When will oil supply peak? • There is considerable debate over when global peak oil production will occur:
Peak discovery • In support of peak oil is the fact that the discovery of new oil fields peaked in 1965. • Since 1983, annual oil consumption has exceeded annual new oil discoveries. • In other words, very few new oil reserves are found today. • This is despite improvements in geophysical prospection techniques used to find new oil fields. Trends in the discovery of new oil fields 1930–2010
Past and future peaks • Globally, peak oil may be close, or even already have happened. • Many nations have already passed peak production, increasing their reliance on oil imports. • This includes the UK in 1999, the USA in 1970 and Nigeria in 1979. National peak oil production
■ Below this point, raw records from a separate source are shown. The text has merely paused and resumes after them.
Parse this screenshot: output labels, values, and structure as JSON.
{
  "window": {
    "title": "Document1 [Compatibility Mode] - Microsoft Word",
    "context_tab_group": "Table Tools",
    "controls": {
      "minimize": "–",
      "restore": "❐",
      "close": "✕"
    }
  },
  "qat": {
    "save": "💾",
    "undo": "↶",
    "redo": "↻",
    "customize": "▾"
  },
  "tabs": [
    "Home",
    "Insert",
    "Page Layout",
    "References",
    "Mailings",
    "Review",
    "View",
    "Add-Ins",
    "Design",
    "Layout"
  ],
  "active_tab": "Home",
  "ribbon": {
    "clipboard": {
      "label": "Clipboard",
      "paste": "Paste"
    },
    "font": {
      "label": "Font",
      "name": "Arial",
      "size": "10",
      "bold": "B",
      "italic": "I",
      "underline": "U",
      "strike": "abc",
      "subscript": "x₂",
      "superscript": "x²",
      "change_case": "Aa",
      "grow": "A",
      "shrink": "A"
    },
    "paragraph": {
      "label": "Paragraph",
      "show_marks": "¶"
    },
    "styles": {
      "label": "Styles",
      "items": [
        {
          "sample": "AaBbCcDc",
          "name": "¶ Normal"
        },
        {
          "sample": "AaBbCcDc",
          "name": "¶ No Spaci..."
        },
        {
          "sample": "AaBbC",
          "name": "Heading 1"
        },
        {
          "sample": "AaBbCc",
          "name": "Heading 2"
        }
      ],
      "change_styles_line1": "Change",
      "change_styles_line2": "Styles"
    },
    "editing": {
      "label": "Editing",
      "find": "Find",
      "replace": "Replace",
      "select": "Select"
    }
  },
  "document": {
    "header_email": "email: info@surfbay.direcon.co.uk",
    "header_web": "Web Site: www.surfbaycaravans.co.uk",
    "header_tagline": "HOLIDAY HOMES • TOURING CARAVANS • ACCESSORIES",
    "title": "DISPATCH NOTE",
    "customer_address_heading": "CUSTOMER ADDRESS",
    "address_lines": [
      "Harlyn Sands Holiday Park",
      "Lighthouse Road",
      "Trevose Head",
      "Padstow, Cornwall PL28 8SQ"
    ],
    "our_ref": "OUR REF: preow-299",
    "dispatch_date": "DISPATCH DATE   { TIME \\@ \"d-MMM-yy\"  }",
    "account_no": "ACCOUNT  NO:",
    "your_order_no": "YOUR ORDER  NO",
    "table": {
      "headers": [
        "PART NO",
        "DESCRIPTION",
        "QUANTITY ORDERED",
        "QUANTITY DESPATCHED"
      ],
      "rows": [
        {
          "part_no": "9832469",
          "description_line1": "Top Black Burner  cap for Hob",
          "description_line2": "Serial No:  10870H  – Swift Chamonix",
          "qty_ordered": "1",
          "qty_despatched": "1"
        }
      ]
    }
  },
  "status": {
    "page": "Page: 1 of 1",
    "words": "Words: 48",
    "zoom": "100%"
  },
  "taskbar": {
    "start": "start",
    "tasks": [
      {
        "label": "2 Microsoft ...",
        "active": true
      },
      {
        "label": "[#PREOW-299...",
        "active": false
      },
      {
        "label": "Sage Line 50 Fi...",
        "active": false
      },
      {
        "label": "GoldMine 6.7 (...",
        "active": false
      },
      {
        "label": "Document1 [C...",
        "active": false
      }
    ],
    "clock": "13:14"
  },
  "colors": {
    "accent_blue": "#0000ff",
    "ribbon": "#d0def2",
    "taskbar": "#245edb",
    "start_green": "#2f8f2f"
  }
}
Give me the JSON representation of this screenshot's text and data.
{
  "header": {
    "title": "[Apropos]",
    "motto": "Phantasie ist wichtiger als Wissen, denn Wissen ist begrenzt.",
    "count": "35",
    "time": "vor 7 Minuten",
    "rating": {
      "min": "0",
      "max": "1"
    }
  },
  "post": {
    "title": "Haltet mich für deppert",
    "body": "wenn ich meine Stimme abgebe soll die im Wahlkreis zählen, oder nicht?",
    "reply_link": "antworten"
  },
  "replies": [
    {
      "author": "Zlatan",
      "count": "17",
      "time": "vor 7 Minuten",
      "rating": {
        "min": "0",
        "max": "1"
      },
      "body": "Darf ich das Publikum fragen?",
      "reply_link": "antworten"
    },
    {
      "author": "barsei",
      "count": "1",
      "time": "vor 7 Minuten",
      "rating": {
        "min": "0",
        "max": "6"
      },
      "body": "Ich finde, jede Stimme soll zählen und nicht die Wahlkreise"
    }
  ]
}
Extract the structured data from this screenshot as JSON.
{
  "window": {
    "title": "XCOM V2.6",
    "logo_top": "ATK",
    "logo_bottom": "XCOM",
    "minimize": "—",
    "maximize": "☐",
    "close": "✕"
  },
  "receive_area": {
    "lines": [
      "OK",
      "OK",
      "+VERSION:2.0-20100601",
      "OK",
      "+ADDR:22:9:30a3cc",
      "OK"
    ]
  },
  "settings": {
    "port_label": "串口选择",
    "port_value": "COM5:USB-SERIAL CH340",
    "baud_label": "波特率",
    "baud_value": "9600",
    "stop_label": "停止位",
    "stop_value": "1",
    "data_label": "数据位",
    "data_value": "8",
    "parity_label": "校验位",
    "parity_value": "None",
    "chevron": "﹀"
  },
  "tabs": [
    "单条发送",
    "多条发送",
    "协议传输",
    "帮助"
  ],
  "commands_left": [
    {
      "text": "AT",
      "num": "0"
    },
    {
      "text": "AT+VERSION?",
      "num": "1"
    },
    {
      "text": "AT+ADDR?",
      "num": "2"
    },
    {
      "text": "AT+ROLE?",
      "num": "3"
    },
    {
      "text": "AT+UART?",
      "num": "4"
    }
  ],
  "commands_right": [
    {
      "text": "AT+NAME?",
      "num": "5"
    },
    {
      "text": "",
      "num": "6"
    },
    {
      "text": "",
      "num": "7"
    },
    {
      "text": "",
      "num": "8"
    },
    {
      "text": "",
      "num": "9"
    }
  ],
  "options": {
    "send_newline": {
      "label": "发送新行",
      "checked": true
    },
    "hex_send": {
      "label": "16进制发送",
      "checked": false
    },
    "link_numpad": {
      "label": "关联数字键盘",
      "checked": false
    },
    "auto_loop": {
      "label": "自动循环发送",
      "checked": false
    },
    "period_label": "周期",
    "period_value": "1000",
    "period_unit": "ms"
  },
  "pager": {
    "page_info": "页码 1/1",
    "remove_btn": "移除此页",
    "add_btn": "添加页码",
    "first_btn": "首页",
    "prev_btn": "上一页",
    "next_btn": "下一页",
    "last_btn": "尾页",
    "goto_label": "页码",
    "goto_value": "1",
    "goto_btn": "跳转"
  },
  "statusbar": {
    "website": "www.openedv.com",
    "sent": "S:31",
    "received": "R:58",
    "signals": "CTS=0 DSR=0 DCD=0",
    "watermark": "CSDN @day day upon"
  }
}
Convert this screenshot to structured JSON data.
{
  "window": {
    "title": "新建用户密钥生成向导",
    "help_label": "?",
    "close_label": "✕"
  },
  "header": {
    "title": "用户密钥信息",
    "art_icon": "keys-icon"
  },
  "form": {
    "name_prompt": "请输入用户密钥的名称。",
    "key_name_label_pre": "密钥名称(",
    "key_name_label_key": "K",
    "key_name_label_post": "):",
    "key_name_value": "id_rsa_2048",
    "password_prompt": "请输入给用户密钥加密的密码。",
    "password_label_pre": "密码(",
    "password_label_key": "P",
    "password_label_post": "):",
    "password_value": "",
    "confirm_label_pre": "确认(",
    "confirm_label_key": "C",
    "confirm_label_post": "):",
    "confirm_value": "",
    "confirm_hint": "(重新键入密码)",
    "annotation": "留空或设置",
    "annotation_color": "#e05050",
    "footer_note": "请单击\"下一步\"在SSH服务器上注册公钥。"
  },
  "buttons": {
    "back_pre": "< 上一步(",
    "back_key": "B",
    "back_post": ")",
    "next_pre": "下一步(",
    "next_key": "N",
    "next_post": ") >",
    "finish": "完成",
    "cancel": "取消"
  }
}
Plateau oil? • Some geologists and economists expect global oil production to ‘plateau’. • In this scenario, oil supply would be stagnant for 10–20 years. • During this time prices are likely to be high as there will always be pressure on oil supplies. • Oil companies might increase the rate at which they pump oil, or use enhanced recovery methods, in order to try and maintain production. Global crude oil production 1965–2010
Alternative oil supplies • Peak oil relates to the production of light crude oil (also called conventional oil), which is cheap to extract, process and transport. • The steep price rises expected after peak oil could be limited by developing alternative supplies. • None of these in likely to dramatically increase the supply of cheap oil.
The importance of oil prices • The price of a barrel of crude oil is important. • The world economy depends on oil. • It is used in transport, plastics, chemicals and to generate electricity. • The price record was set in 2008 at $147 per barrel. • Rapid oil price rises increase costs for businesses and consumers. • Unfortunately, steep price rises correlate well with global recessions: